CA’s globalization team has a long term goal of reaching fully loaded costs of 10 cents per word. Fully loaded costs include the costs incurred for translation, localization QA, engineering, project management, and overall management. While translation budgets are gradually decreasing and volumes increasing, machine translation becomes an alternative source to produce more with less. This paper describes how CA Technologies tries to accomplish this long term goal with the deployment of MT systems to increase productivity with less cost, in a relatively short time.
The open source statistical machine translation toolkit Moses has recently drawn a lot of attention in the localization industry. Companies see the chance to use Moses to leverage their existing translation assets and integrate MT into their localization processes. Due to the academic origins of Moses there are some obstacles to overcome when using it in an industry setting. In this paper we discuss what these obstacles are and how they are addressed by the newly established Moses for Localization open source project. We describe the different components of the project and the benefits a company can gain from using this open source project.
In this presentation, we focus on integrating machine translation (MT) into an existing corporate localization and translation workflow. This MT extended workflow includes a customized post-editing sub-workflow together with crowdsourced, incentives based translation evaluation feedback routines that enable automated learning processes. The core of the implementation is a semantic repository that comprises the necessary information artifacts and links to language resources to organize, manage and monitor the different human and machine roles, tasks, and the entire lifecylce of the localization and translation supply chain(s).
PLuTO – Patent Language Translation Online – is a partially EU-funded commercialization project which specializes in the automatic retrieval and translation of patent documents. At the core of the PLuTO framework is a machine translation (MT) engine through which web-based translation services are offered. The fully integrated PLuTO architecture includes a translation engine coupling MT with translation memories (TM), and a patent search and retrieval engine. In this paper, we first describe the motivating factors behind the provision of such a service. Following this, we give an overview of the PLuTO framework as a whole, with particular emphasis on the MT components, and provide a real world use case scenario in which PLuTO MT services are ex- ploited.
This paper highlights the results and trends on post-editing and machine translation from the recent AMTA and SDL Automated Translation Survey. Then Continental Airlines and SDL share their experiences, and the benefits and challenges of human post-editing.

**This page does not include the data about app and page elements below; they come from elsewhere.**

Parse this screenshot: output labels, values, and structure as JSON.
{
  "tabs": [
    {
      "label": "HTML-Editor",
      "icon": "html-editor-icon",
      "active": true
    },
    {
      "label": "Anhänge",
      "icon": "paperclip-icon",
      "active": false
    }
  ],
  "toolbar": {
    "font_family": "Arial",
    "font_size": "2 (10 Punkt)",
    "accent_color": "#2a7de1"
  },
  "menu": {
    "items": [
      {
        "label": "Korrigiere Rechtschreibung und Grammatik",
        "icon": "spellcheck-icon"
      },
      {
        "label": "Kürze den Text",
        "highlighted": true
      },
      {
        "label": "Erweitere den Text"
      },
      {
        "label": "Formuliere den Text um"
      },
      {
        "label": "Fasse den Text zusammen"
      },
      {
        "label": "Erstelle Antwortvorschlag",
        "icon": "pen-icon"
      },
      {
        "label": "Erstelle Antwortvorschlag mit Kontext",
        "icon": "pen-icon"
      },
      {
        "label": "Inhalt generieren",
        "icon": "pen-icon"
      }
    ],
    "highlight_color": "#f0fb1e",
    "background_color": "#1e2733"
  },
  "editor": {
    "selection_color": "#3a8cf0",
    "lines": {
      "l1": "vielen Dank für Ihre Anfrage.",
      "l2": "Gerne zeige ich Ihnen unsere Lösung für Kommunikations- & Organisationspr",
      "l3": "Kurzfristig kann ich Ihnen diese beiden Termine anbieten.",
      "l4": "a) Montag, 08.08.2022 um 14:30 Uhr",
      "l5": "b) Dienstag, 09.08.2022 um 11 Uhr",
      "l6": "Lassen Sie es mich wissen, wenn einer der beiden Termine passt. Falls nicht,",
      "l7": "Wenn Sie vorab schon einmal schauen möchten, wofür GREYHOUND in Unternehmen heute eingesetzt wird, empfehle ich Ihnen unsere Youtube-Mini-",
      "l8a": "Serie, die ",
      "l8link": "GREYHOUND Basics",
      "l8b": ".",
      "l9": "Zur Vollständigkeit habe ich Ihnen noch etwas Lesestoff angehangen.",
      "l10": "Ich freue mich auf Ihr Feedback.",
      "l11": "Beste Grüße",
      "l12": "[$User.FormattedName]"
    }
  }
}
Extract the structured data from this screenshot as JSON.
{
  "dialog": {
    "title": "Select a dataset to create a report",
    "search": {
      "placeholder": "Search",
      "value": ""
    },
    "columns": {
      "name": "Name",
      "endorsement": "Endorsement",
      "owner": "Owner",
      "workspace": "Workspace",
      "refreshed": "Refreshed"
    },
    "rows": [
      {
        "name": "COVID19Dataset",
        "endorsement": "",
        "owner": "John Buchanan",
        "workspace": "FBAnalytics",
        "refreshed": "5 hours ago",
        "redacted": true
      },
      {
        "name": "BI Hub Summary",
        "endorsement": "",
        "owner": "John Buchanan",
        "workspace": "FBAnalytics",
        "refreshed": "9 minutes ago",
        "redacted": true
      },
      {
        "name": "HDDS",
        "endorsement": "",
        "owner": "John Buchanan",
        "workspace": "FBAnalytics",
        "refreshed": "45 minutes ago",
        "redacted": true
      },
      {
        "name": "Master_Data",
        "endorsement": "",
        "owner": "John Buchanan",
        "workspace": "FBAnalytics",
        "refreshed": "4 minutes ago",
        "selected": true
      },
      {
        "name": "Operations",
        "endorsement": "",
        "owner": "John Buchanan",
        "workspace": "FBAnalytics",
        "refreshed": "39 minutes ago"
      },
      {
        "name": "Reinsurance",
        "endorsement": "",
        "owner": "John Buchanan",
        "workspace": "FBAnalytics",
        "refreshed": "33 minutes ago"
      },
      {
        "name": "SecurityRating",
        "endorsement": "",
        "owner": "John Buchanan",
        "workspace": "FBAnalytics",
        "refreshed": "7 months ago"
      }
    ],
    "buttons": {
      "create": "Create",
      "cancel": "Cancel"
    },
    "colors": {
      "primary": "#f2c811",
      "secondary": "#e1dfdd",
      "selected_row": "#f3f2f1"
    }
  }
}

This paper describes PROMT system deployment at PayPal including: PayPal localization process challenges and requirements to a machine translation solution; Technical specifications of PROMT Translation Server Developer Edition; Linguistic customization performed by PROMT team for PayPal; Engineering Customization performed by PROMT team for PayPal; Additional customized development performed by PROMT team on behalf of PayPal; PROMT engine and PayPal productivity gains and cost savings.